#### DATA SHOWN ####

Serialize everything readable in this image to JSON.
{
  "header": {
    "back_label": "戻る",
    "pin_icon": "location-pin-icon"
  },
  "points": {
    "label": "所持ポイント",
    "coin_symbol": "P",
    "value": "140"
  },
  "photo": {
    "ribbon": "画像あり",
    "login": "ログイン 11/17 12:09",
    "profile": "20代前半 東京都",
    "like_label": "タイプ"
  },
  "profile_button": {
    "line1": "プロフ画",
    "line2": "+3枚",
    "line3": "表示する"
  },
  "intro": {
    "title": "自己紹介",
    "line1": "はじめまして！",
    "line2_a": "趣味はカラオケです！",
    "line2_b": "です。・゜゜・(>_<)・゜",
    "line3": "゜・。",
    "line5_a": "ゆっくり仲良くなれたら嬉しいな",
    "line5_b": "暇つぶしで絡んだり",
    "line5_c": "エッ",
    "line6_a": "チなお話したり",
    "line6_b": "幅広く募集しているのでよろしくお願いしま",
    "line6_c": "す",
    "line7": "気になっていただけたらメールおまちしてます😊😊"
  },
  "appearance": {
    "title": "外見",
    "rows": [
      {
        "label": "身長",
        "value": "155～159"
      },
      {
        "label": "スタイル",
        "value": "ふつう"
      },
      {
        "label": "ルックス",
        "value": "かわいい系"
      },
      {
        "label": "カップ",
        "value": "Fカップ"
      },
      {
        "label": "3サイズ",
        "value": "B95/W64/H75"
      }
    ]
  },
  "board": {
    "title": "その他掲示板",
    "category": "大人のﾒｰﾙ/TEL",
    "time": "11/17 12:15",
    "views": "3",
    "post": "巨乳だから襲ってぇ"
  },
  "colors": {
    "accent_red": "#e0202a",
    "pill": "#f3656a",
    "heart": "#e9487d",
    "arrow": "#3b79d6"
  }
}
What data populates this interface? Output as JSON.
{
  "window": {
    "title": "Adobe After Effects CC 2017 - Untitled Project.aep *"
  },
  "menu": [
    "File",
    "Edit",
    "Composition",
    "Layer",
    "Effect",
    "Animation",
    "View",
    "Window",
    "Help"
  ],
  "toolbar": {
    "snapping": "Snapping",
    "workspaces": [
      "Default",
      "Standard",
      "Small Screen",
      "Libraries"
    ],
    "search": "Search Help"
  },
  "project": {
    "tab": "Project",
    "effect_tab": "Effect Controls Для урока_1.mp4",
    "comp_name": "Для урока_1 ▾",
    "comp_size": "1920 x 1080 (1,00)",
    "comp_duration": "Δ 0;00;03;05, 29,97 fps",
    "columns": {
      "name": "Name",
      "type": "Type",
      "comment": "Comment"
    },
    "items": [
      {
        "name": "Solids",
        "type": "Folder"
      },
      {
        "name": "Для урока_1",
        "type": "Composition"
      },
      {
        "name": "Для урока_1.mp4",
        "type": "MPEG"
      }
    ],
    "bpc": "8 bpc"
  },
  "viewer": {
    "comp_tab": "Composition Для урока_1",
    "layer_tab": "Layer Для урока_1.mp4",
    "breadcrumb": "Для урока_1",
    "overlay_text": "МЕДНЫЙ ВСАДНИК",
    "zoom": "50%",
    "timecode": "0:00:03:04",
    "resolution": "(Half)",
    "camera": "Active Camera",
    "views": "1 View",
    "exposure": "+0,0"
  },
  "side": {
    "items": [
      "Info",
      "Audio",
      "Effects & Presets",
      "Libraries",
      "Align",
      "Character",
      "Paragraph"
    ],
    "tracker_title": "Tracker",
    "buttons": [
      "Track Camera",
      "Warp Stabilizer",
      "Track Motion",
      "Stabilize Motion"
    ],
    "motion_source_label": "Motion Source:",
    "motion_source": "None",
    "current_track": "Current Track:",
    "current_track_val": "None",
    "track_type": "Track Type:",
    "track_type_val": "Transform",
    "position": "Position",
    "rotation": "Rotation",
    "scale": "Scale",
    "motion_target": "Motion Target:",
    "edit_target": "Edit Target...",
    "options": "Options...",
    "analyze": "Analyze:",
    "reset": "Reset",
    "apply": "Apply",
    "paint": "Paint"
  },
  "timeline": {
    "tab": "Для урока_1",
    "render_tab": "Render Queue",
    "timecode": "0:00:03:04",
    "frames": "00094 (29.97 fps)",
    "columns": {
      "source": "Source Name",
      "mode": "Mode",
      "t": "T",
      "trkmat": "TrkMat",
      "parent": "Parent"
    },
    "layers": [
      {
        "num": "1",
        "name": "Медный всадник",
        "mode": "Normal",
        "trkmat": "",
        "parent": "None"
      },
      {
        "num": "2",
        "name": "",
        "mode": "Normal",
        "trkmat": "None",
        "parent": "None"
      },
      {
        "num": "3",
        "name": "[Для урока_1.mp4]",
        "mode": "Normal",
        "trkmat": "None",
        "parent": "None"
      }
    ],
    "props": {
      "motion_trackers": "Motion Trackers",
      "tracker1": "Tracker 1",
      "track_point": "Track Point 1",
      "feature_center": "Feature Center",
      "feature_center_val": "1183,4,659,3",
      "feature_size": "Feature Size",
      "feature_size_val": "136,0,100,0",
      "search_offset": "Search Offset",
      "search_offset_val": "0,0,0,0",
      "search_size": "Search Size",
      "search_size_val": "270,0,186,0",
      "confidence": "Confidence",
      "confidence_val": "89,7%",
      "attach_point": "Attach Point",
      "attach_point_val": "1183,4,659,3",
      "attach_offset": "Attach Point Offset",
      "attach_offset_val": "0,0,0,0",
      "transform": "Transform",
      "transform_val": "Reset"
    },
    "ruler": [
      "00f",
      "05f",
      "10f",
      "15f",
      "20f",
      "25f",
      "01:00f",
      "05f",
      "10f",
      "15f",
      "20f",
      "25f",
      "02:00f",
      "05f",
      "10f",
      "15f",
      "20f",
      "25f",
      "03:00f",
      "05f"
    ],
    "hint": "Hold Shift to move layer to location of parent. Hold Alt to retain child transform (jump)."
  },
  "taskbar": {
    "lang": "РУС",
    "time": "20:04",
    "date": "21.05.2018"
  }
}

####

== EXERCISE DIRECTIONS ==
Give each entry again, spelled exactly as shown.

== TASK RESPONSE ==
Serialize everything readable in this image to JSON.
{
  "header": {
    "back_label": "戻る",
    "pin_icon": "location-pin-icon"
  },
  "points": {
    "label": "所持ポイント",
    "coin_symbol": "P",
    "value": "140"
  },
  "photo": {
    "ribbon": "画像あり",
    "login": "ログイン 11/17 12:09",
    "profile": "20代前半 東京都",
    "like_label": "タイプ"
  },
  "profile_button": {
    "line1": "プロフ画",
    "line2": "+3枚",
    "line3": "表示する"
  },
  "intro": {
    "title": "自己紹介",
    "line1": "はじめまして！",
    "line2_a": "趣味はカラオケです！",
    "line2_b": "です。・゜゜・(>_<)・゜",
    "line3": "゜・。",
    "line5_a": "ゆっくり仲良くなれたら嬉しいな",
    "line5_b": "暇つぶしで絡んだり",
    "line5_c": "エッ",
    "line6_a": "チなお話したり",
    "line6_b": "幅広く募集しているのでよろしくお願いしま",
    "line6_c": "す",
    "line7": "気になっていただけたらメールおまちしてます😊😊"
  },
  "appearance": {
    "title": "外見",
    "rows": [
      {
        "label": "身長",
        "value": "155～159"
      },
      {
        "label": "スタイル",
        "value": "ふつう"
      },
      {
        "label": "ルックス",
        "value": "かわいい系"
      },
      {
        "label": "カップ",
        "value": "Fカップ"
      },
      {
        "label": "3サイズ",
        "value": "B95/W64/H75"
      }
    ]
  },
  "board": {
    "title": "その他掲示板",
    "category": "大人のﾒｰﾙ/TEL",
    "time": "11/17 12:15",
    "views": "3",
    "post": "巨乳だから襲ってぇ"
  },
  "colors": {
    "accent_red": "#e0202a",
    "pill": "#f3656a",
    "heart": "#e9487d",
    "arrow": "#3b79d6"
  }
}
What data populates this interface? Output as JSON.
{
  "window": {
    "title": "Adobe After Effects CC 2017 - Untitled Project.aep *"
  },
  "menu": [
    "File",
    "Edit",
    "Composition",
    "Layer",
    "Effect",
    "Animation",
    "View",
    "Window",
    "Help"
  ],
  "toolbar": {
    "snapping": "Snapping",
    "workspaces": [
      "Default",
      "Standard",
      "Small Screen",
      "Libraries"
    ],
    "search": "Search Help"
  },
  "project": {
    "tab": "Project",
    "effect_tab": "Effect Controls Для урока_1.mp4",
    "comp_name": "Для урока_1 ▾",
    "comp_size": "1920 x 1080 (1,00)",
    "comp_duration": "Δ 0;00;03;05, 29,97 fps",
    "columns": {
      "name": "Name",
      "type": "Type",
      "comment": "Comment"
    },
    "items": [
      {
        "name": "Solids",
        "type": "Folder"
      },
      {
        "name": "Для урока_1",
        "type": "Composition"
      },
      {
        "name": "Для урока_1.mp4",
        "type": "MPEG"
      }
    ],
    "bpc": "8 bpc"
  },
  "viewer": {
    "comp_tab": "Composition Для урока_1",
    "layer_tab": "Layer Для урока_1.mp4",
    "breadcrumb": "Для урока_1",
    "overlay_text": "МЕДНЫЙ ВСАДНИК",
    "zoom": "50%",
    "timecode": "0:00:03:04",
    "resolution": "(Half)",
    "camera": "Active Camera",
    "views": "1 View",
    "exposure": "+0,0"
  },
  "side": {
    "items": [
      "Info",
      "Audio",
      "Effects & Presets",
      "Libraries",
      "Align",
      "Character",
      "Paragraph"
    ],
    "tracker_title": "Tracker",
    "buttons": [
      "Track Camera",
      "Warp Stabilizer",
      "Track Motion",
      "Stabilize Motion"
    ],
    "motion_source_label": "Motion Source:",
    "motion_source": "None",
    "current_track": "Current Track:",
    "current_track_val": "None",
    "track_type": "Track Type:",
    "track_type_val": "Transform",
    "position": "Position",
    "rotation": "Rotation",
    "scale": "Scale",
    "motion_target": "Motion Target:",
    "edit_target": "Edit Target...",
    "options": "Options...",
    "analyze": "Analyze:",
    "reset": "Reset",
    "apply": "Apply",
    "paint": "Paint"
  },
  "timeline": {
    "tab": "Для урока_1",
    "render_tab": "Render Queue",
    "timecode": "0:00:03:04",
    "frames": "00094 (29.97 fps)",
    "columns": {
      "source": "Source Name",
      "mode": "Mode",
      "t": "T",
      "trkmat": "TrkMat",
      "parent": "Parent"
    },
    "layers": [
      {
        "num": "1",
        "name": "Медный всадник",
        "mode": "Normal",
        "trkmat": "",
        "parent": "None"
      },
      {
        "num": "2",
        "name": "",
        "mode": "Normal",
        "trkmat": "None",
        "parent": "None"
      },
      {
        "num": "3",
        "name": "[Для урока_1.mp4]",
        "mode": "Normal",
        "trkmat": "None",
        "parent": "None"
      }
    ],
    "props": {
      "motion_trackers": "Motion Trackers",
      "tracker1": "Tracker 1",
      "track_point": "Track Point 1",
      "feature_center": "Feature Center",
      "feature_center_val": "1183,4,659,3",
      "feature_size": "Feature Size",
      "feature_size_val": "136,0,100,0",
      "search_offset": "Search Offset",
      "search_offset_val": "0,0,0,0",
      "search_size": "Search Size",
      "search_size_val": "270,0,186,0",
      "confidence": "Confidence",
      "confidence_val": "89,7%",
      "attach_point": "Attach Point",
      "attach_point_val": "1183,4,659,3",
      "attach_offset": "Attach Point Offset",
      "attach_offset_val": "0,0,0,0",
      "transform": "Transform",
      "transform_val": "Reset"
    },
    "ruler": [
      "00f",
      "05f",
      "10f",
      "15f",
      "20f",
      "25f",
      "01:00f",
      "05f",
      "10f",
      "15f",
      "20f",
      "25f",
      "02:00f",
      "05f",
      "10f",
      "15f",
      "20f",
      "25f",
      "03:00f",
      "05f"
    ],
    "hint": "Hold Shift to move layer to location of parent. Hold Alt to retain child transform (jump)."
  },
  "taskbar": {
    "lang": "РУС",
    "time": "20:04",
    "date": "21.05.2018"
  }
}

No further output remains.